# Task goal
Only the pictures are dropped. Restate each line below word for word.

# Extracted records
--- START ---

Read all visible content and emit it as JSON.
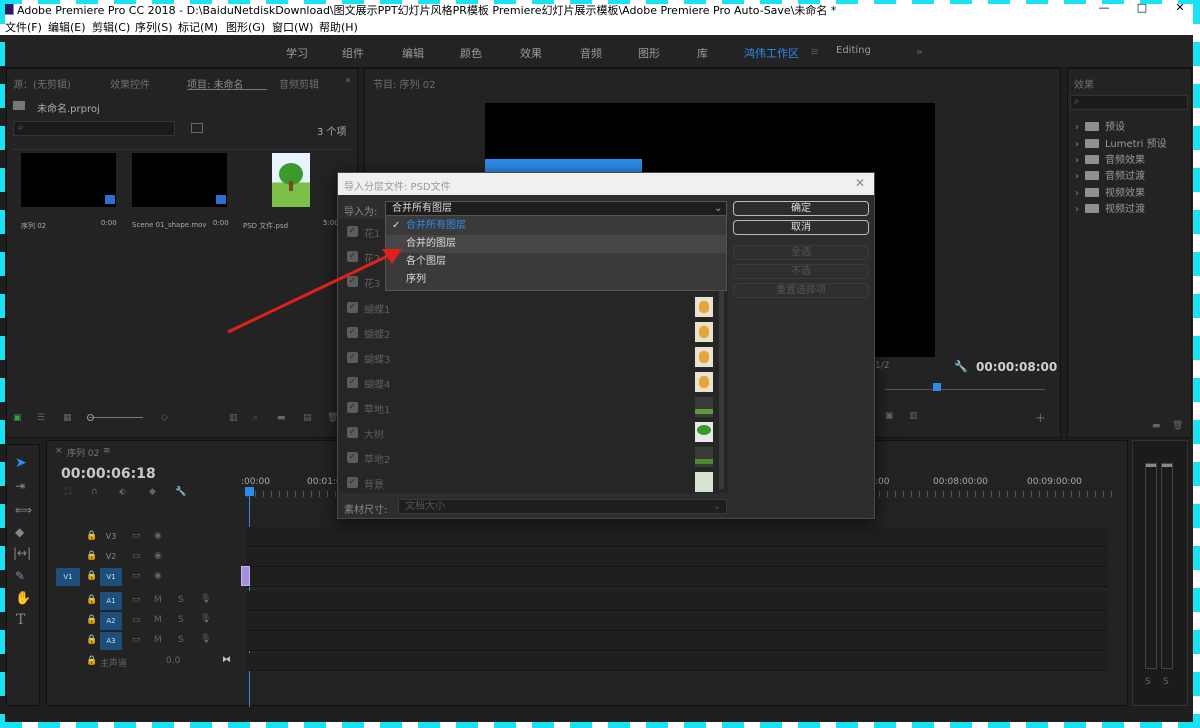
{
  "window": {
    "title": "Adobe Premiere Pro CC 2018 - D:\\BaiduNetdiskDownload\\图文展示PPT幻灯片风格PR模板 Premiere幻灯片展示模板\\Adobe Premiere Pro Auto-Save\\未命名 *",
    "minimize": "—",
    "maximize": "□",
    "close": "✕"
  },
  "menu": [
    "文件(F)",
    "编辑(E)",
    "剪辑(C)",
    "序列(S)",
    "标记(M)",
    "图形(G)",
    "窗口(W)",
    "帮助(H)"
  ],
  "workspaces": {
    "tabs": [
      "学习",
      "组件",
      "编辑",
      "颜色",
      "效果",
      "音频",
      "图形",
      "库",
      "鸿伟工作区",
      "Editing"
    ],
    "active": "鸿伟工作区",
    "overflow": "»"
  },
  "project_panel": {
    "tabs": [
      "源：(无剪辑)",
      "效果控件",
      "项目: 未命名",
      "音频剪辑",
      "»"
    ],
    "project_name": "未命名.prproj",
    "item_count": "3 个项",
    "items": [
      {
        "name": "序列 02",
        "duration": "0:00"
      },
      {
        "name": "Scene 01_shape.mov",
        "duration": "0:00"
      },
      {
        "name": "PSD 文件.psd",
        "duration": "5:00"
      }
    ]
  },
  "program_monitor": {
    "tab": "节目: 序列 02",
    "timecode": "00:00:08:00",
    "fit": "1/2"
  },
  "dialog": {
    "title": "导入分层文件: PSD文件",
    "close": "✕",
    "import_as_label": "导入为:",
    "import_as_value": "合并所有图层",
    "dropdown_options": [
      "合并所有图层",
      "合并的图层",
      "各个图层",
      "序列"
    ],
    "checkmark": "✓",
    "ok_button": "确定",
    "cancel_button": "取消",
    "select_all_button": "全选",
    "select_none_button": "不选",
    "reset_button": "重置选择项",
    "layers_hidden": [
      "花1",
      "花2",
      "花3"
    ],
    "layers": [
      "蝴蝶1",
      "蝴蝶2",
      "蝴蝶3",
      "蝴蝶4",
      "草地1",
      "大树",
      "草地2",
      "背景"
    ],
    "footage_size_label": "素材尺寸:",
    "footage_size_value": "文档大小"
  },
  "timeline": {
    "tab": "序列 02",
    "timecode": "00:00:06:18",
    "ruler": [
      ":00:00",
      "00:01:0",
      ":00",
      "00:08:00:00",
      "00:09:00:00"
    ],
    "video_tracks": [
      "V3",
      "V2",
      "V1"
    ],
    "audio_tracks": [
      "A1",
      "A2",
      "A3"
    ],
    "source_v": "V1",
    "master_label": "主声道",
    "master_value": "0.0",
    "mute": "M",
    "solo": "S"
  },
  "effects_panel": {
    "tab": "效果",
    "items": [
      "预设",
      "Lumetri 预设",
      "音频效果",
      "音频过渡",
      "视频效果",
      "视频过渡"
    ]
  },
  "colors": {
    "accent_blue": "#2d8ceb",
    "arrow_red": "#e0201c",
    "frame_cyan": "#19e3f0",
    "clip_purple": "#a48ddb"
  },
  "icons": [
    "search-icon",
    "folder-icon",
    "lock-icon",
    "eye-icon",
    "wrench-icon",
    "selection-tool-icon",
    "razor-tool-icon",
    "pen-tool-icon",
    "hand-tool-icon",
    "type-tool-icon",
    "checkbox-icon",
    "red-arrow-icon"
  ]
}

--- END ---

# Response box
Read all visible content and emit it as JSON.
{
  "window": {
    "title": "Adobe Premiere Pro CC 2018 - D:\\BaiduNetdiskDownload\\图文展示PPT幻灯片风格PR模板 Premiere幻灯片展示模板\\Adobe Premiere Pro Auto-Save\\未命名 *",
    "minimize": "—",
    "maximize": "□",
    "close": "✕"
  },
  "menu": [
    "文件(F)",
    "编辑(E)",
    "剪辑(C)",
    "序列(S)",
    "标记(M)",
    "图形(G)",
    "窗口(W)",
    "帮助(H)"
  ],
  "workspaces": {
    "tabs": [
      "学习",
      "组件",
      "编辑",
      "颜色",
      "效果",
      "音频",
      "图形",
      "库",
      "鸿伟工作区",
      "Editing"
    ],
    "active": "鸿伟工作区",
    "overflow": "»"
  },
  "project_panel": {
    "tabs": [
      "源：(无剪辑)",
      "效果控件",
      "项目: 未命名",
      "音频剪辑",
      "»"
    ],
    "project_name": "未命名.prproj",
    "item_count": "3 个项",
    "items": [
      {
        "name": "序列 02",
        "duration": "0:00"
      },
      {
        "name": "Scene 01_shape.mov",
        "duration": "0:00"
      },
      {
        "name": "PSD 文件.psd",
        "duration": "5:00"
      }
    ]
  },
  "program_monitor": {
    "tab": "节目: 序列 02",
    "timecode": "00:00:08:00",
    "fit": "1/2"
  },
  "dialog": {
    "title": "导入分层文件: PSD文件",
    "close": "✕",
    "import_as_label": "导入为:",
    "import_as_value": "合并所有图层",
    "dropdown_options": [
      "合并所有图层",
      "合并的图层",
      "各个图层",
      "序列"
    ],
    "checkmark": "✓",
    "ok_button": "确定",
    "cancel_button": "取消",
    "select_all_button": "全选",
    "select_none_button": "不选",
    "reset_button": "重置选择项",
    "layers_hidden": [
      "花1",
      "花2",
      "花3"
    ],
    "layers": [
      "蝴蝶1",
      "蝴蝶2",
      "蝴蝶3",
      "蝴蝶4",
      "草地1",
      "大树",
      "草地2",
      "背景"
    ],
    "footage_size_label": "素材尺寸:",
    "footage_size_value": "文档大小"
  },
  "timeline": {
    "tab": "序列 02",
    "timecode": "00:00:06:18",
    "ruler": [
      ":00:00",
      "00:01:0",
      ":00",
      "00:08:00:00",
      "00:09:00:00"
    ],
    "video_tracks": [
      "V3",
      "V2",
      "V1"
    ],
    "audio_tracks": [
      "A1",
      "A2",
      "A3"
    ],
    "source_v": "V1",
    "master_label": "主声道",
    "master_value": "0.0",
    "mute": "M",
    "solo": "S"
  },
  "effects_panel": {
    "tab": "效果",
    "items": [
      "预设",
      "Lumetri 预设",
      "音频效果",
      "音频过渡",
      "视频效果",
      "视频过渡"
    ]
  },
  "colors": {
    "accent_blue": "#2d8ceb",
    "arrow_red": "#e0201c",
    "frame_cyan": "#19e3f0",
    "clip_purple": "#a48ddb"
  },
  "icons": [
    "search-icon",
    "folder-icon",
    "lock-icon",
    "eye-icon",
    "wrench-icon",
    "selection-tool-icon",
    "razor-tool-icon",
    "pen-tool-icon",
    "hand-tool-icon",
    "type-tool-icon",
    "checkbox-icon",
    "red-arrow-icon"
  ]
}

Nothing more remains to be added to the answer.